The adoption of Internet of Things has grown in the retail world since I last wrote about it in December 2013. While larger companies are benefitting from this technology, many smaller merchants are not sure if it can help them. This post helps clear some of these doubts.
Internet of Things — IoT — refers to a network of connected devices that can communicate with each other, and can also be remotely accessed via a wireless connection using Wi-Fi or cell phone networks. A good example is a vehicle or a device that can be remotely accessed to track location. This is a one-way transmission of data — i.e., a user sending a request to check the location of a car or a device.
The process becomes more useful with two-way communication, when a device senses something and then sends data. As an example, a car could alert the owner if someone is trying to break in by deploying a sensor to detect broken window. This two-way communication is the primary reason for the increased adoption of IoT.

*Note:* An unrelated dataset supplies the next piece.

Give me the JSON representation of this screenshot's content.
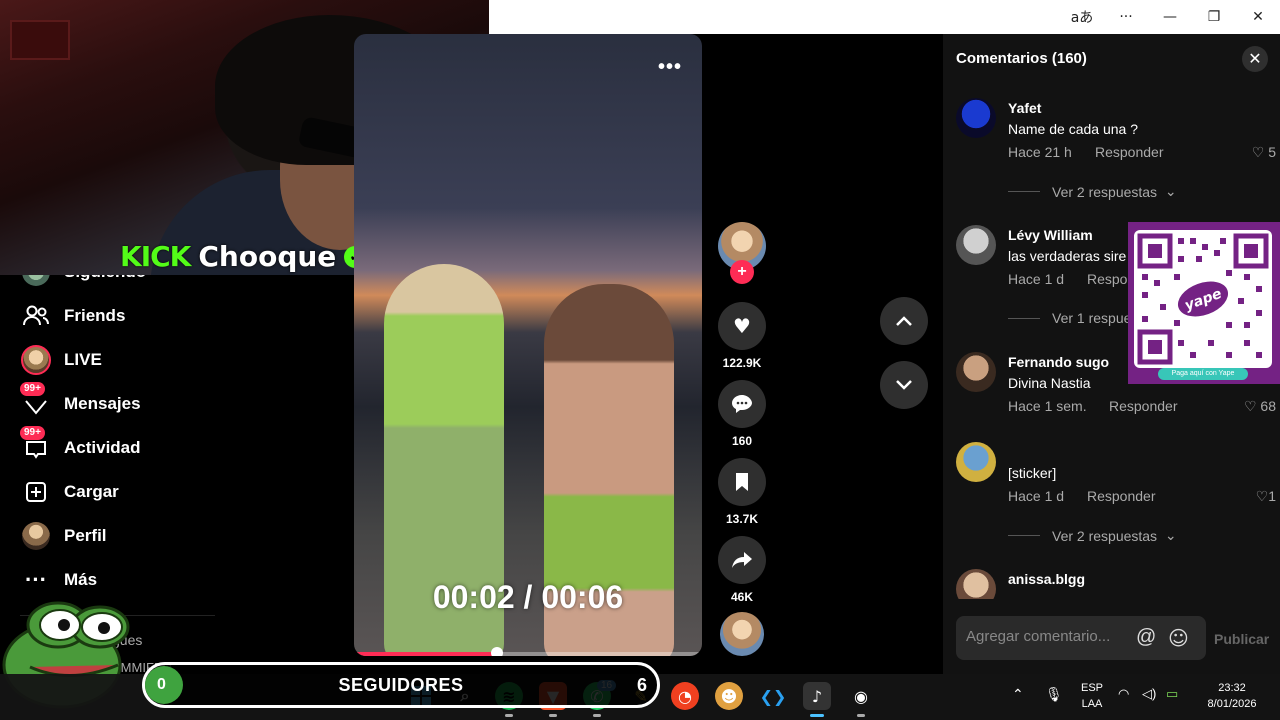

Retailers have been using one type of sensor, radio frequency identification, or RFID, in their warehouses for monitoring inventory for several years. RFID is also used in brick-and-mortar stores for a variety of purposes like smart labeling, which can detect theft.
With costs for a single tag, or sensor, coming down to around 5 cents, more retailers are adopting these solutions in their environment. It is beneficial and makes economic sense to do so. These tags are very small, as shown in the picture below, which makes them easy to deploy. They often have adhesive backing to easily attach to labels. They typically have a small built-in battery that can last up to three years, more than sufficient for tagging a single item but also enables reuse of the tag.

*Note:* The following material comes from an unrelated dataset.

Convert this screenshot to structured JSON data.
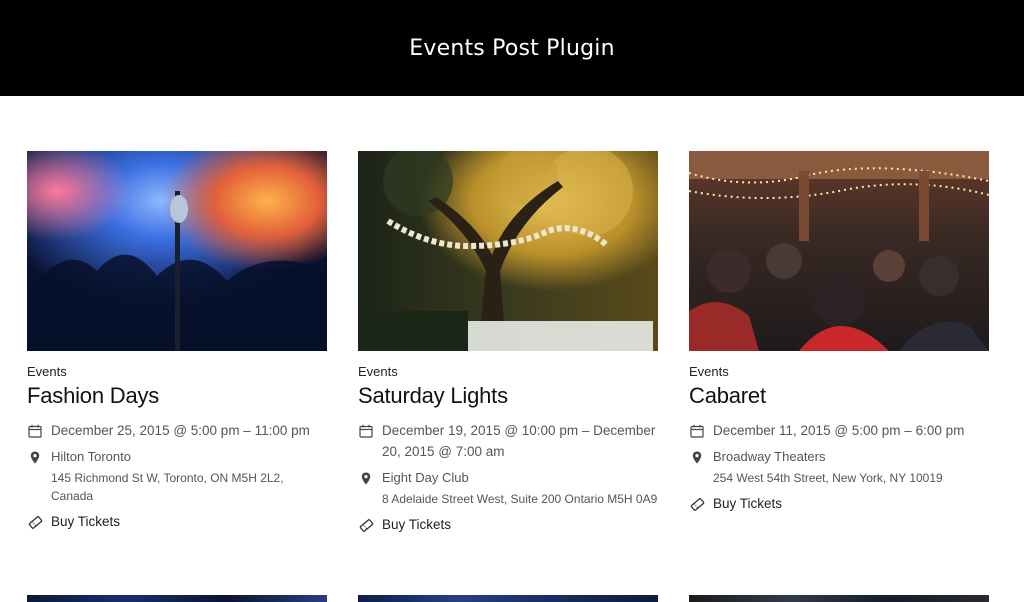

IoT for Inventory Management
Let’s use an example to illustrate. Say a retailer has $5 million in annual revenue with $1 million of inventory in its warehouse at any given time. This inventory consists of 10,000 items. Assume the retailer incurs an annual inventory loss of 0.10 percent, or $1,000. Each item deployed with a $.05 RFID tag will cost the retailer $500 — 10,000 items times $.05 each.
This expense can easily recovered by reducing the losses. The RFID tag can send an alert when an item is removed — i.e., stolen or lost — from the warehouse. The tag can also increase efficiency in the warehouse, as it can enable better inventory tracking and improve the order picking process.

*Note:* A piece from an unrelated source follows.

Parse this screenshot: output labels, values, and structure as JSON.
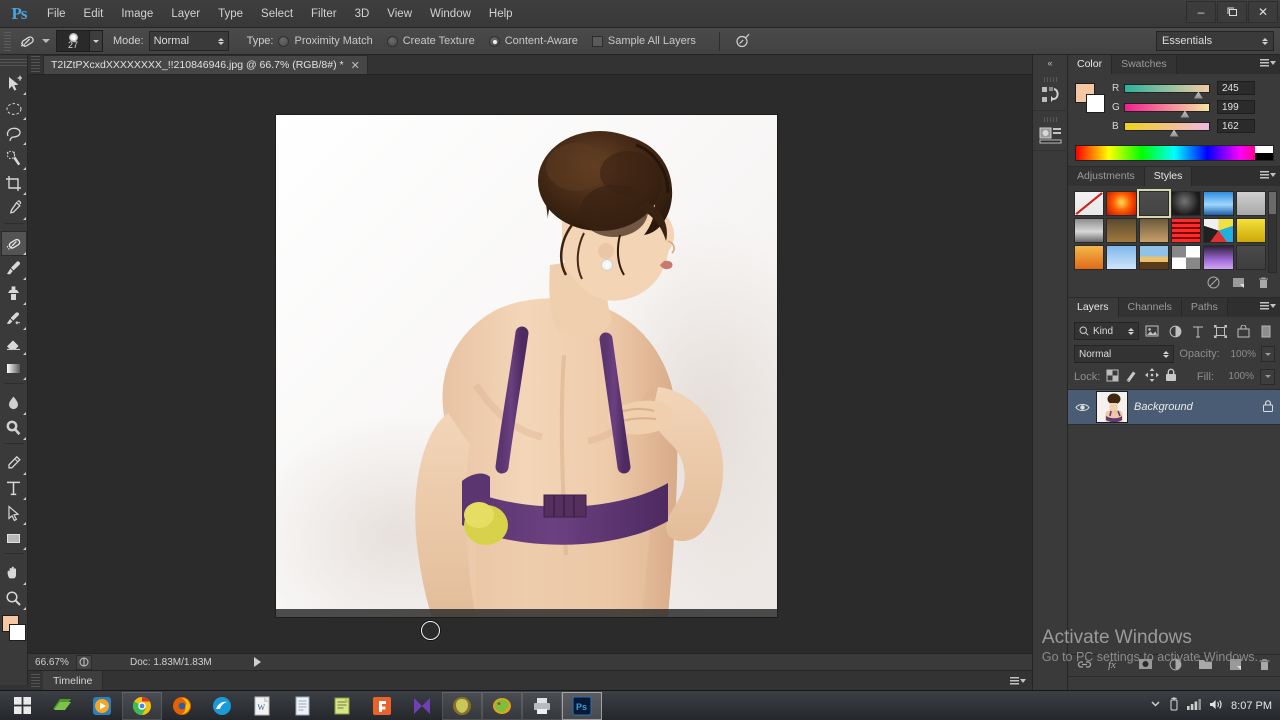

Other IoT Sensors
Retailers can use other sensors beyond RFID to improve operations. There can be temperature-monitoring sensors to check the optimal temperature for perishable products and send alerts when necessary. There can be sensors that monitor the forklifts in the warehouse for predictive maintenance to avoid loss of productivity. There can be sensors in delivery trucks to monitor the deliveries in real-time, reduce losses, and make the delivery routes more efficient. Each sensor has a unique identifier to make it easy to determine the source and take action accordingly.
Utilizing IoT requires hardware and software. Many vendors — Softweb Solutions, Zebra, Novotech, Xively, SST — now offer end-to-end solutions. These vendors will work with a merchant to understand its needs and then define the type of sensors and software required to implement the solution. This will involve procuring the sensors and deploying them and the software. There are also vendors that sell cloud-based software, thus eliminating the complexities for an on-premise setup.